Problem to solve - Go through the records and filter out every line lacking the word "text"; copy the lines that remain.

::: Task data

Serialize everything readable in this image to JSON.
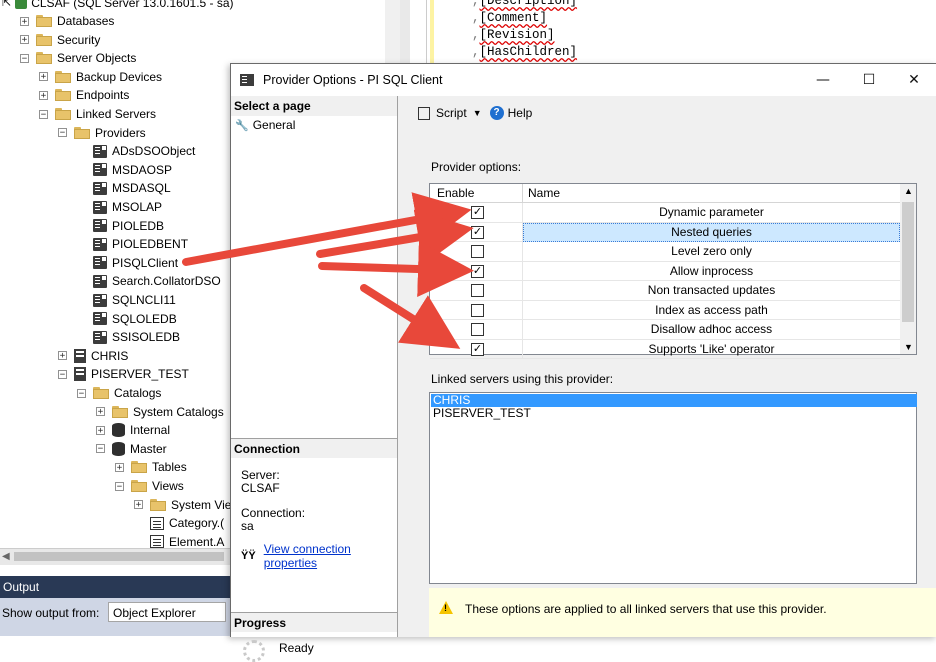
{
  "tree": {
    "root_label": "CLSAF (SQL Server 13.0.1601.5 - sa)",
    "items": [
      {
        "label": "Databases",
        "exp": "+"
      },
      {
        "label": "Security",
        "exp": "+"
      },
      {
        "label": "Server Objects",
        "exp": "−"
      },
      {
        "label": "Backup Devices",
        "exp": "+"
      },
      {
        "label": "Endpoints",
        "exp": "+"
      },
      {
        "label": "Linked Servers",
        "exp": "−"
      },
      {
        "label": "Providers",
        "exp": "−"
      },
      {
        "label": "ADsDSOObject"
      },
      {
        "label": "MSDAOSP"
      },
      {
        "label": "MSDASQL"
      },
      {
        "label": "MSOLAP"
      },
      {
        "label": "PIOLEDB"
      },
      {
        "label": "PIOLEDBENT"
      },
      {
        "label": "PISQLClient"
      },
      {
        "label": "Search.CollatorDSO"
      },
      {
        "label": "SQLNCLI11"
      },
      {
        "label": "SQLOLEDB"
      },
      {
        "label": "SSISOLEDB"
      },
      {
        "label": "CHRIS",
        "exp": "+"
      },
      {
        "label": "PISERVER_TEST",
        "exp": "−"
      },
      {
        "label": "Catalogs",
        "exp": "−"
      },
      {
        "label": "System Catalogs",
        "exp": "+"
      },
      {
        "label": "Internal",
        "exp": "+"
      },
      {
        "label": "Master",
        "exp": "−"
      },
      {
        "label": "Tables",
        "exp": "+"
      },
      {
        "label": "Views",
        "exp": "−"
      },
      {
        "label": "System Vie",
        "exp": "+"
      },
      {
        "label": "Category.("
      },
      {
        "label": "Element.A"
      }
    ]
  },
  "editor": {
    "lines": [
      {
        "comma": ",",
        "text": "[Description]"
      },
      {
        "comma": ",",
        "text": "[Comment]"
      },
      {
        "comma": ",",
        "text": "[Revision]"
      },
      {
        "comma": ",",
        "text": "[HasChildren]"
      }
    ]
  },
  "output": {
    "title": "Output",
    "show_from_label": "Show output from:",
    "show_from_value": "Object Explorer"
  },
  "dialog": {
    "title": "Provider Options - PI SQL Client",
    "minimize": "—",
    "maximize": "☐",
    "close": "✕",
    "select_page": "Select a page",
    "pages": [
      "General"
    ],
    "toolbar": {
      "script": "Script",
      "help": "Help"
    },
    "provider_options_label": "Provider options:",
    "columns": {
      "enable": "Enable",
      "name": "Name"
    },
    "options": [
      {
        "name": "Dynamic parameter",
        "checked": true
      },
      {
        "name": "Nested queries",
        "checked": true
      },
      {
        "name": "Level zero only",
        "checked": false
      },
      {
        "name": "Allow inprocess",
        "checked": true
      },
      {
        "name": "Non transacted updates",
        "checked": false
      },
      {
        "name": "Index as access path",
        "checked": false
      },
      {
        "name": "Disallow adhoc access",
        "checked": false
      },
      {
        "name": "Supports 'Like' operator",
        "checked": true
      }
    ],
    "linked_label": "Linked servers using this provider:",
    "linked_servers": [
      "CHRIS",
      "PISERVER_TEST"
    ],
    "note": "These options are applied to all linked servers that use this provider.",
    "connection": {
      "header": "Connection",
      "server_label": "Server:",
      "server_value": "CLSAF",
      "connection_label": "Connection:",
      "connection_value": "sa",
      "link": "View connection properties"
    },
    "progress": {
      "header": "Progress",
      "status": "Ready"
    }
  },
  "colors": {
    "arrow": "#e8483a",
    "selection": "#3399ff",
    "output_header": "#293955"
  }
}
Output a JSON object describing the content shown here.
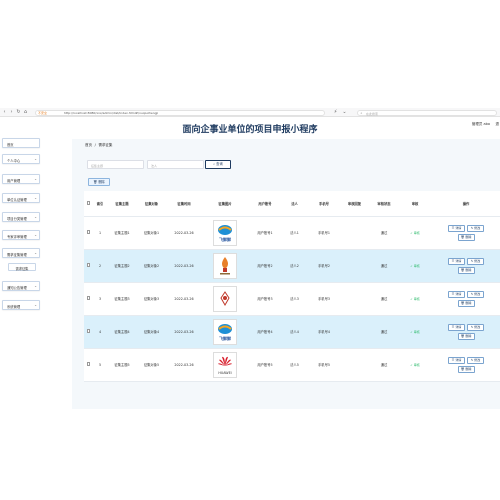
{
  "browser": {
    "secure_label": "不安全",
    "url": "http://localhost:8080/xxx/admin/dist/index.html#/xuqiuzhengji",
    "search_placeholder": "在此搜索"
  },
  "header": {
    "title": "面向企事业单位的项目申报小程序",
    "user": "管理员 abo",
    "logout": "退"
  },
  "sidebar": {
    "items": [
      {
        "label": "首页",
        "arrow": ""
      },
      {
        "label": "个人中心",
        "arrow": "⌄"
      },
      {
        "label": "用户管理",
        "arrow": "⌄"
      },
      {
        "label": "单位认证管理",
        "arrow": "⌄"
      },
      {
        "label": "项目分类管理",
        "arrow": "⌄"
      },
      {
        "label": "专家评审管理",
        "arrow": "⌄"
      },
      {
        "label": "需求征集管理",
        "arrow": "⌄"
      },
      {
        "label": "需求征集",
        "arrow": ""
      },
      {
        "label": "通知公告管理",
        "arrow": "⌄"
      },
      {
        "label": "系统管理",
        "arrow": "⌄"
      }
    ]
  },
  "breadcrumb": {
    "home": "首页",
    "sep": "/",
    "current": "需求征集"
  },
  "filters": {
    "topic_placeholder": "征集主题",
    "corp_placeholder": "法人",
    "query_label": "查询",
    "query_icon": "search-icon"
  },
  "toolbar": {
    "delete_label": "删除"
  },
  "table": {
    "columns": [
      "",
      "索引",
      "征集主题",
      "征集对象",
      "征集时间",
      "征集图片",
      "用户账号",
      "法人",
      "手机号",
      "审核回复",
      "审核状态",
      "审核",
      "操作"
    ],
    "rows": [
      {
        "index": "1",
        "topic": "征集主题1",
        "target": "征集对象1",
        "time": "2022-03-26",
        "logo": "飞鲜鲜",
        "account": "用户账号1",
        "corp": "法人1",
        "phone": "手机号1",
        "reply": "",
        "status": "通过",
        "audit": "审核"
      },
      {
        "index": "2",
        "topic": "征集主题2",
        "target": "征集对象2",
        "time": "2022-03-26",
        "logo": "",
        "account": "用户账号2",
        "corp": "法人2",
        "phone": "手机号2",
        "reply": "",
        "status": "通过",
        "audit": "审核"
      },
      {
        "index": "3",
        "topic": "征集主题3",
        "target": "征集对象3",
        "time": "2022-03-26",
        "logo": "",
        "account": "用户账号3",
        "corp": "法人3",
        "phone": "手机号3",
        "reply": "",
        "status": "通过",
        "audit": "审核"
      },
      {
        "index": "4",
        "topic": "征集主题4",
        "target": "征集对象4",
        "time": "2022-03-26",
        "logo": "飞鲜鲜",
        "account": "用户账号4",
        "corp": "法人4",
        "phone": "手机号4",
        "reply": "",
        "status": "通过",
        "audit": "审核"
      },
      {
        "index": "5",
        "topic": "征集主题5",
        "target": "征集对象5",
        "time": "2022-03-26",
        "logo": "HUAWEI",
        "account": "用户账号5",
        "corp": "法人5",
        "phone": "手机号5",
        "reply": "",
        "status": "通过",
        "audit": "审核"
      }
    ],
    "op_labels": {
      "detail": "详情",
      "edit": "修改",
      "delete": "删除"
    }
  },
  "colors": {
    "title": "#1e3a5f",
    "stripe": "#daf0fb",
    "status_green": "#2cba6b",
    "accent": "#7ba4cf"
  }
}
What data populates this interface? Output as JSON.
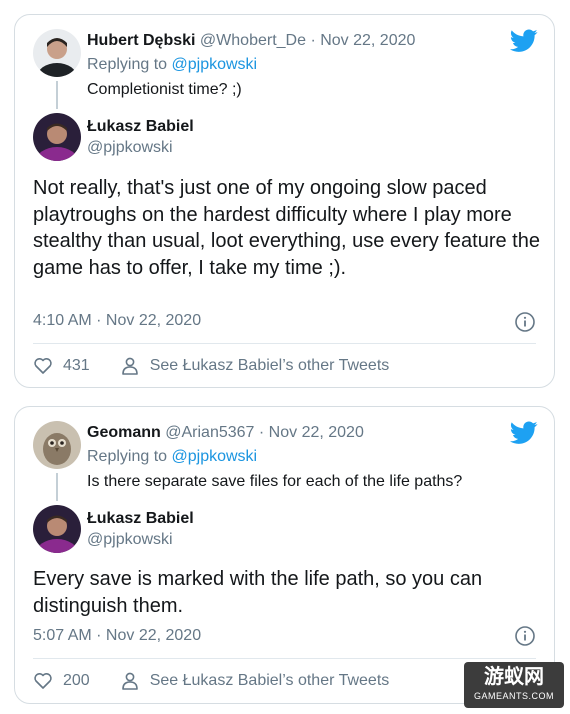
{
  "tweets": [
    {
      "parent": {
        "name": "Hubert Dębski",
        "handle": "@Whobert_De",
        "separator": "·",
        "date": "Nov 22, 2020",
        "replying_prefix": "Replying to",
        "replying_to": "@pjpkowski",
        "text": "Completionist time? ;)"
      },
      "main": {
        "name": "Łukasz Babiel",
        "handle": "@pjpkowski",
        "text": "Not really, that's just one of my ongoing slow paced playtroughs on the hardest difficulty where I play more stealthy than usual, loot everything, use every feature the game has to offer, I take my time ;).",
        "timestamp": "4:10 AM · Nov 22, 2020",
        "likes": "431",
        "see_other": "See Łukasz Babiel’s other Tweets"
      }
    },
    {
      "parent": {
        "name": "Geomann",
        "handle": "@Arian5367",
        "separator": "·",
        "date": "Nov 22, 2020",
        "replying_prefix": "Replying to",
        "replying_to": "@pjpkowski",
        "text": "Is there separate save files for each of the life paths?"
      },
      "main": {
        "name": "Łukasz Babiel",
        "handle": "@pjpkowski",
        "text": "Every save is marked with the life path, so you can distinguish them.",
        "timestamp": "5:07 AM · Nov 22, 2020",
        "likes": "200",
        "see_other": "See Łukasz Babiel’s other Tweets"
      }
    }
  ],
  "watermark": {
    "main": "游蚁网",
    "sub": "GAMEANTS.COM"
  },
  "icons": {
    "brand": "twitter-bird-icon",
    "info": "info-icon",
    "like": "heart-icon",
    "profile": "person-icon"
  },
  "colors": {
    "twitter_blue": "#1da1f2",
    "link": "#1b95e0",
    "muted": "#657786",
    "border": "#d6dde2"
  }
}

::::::

Solution to this problem -
        "text": "[Description]"
        "text": "[Comment]"
        "text": "[Revision]"
        "text": "[HasChildren]"
        "text": "Completionist time? ;)"
        "text": "Not really, that's just one of my ongoing slow paced playtroughs on the hardest difficulty where I play more stealthy than usual, loot everything, use every feature the game has to offer, I take my time ;).",
        "text": "Is there separate save files for each of the life paths?"
        "text": "Every save is marked with the life path, so you can distinguish them.",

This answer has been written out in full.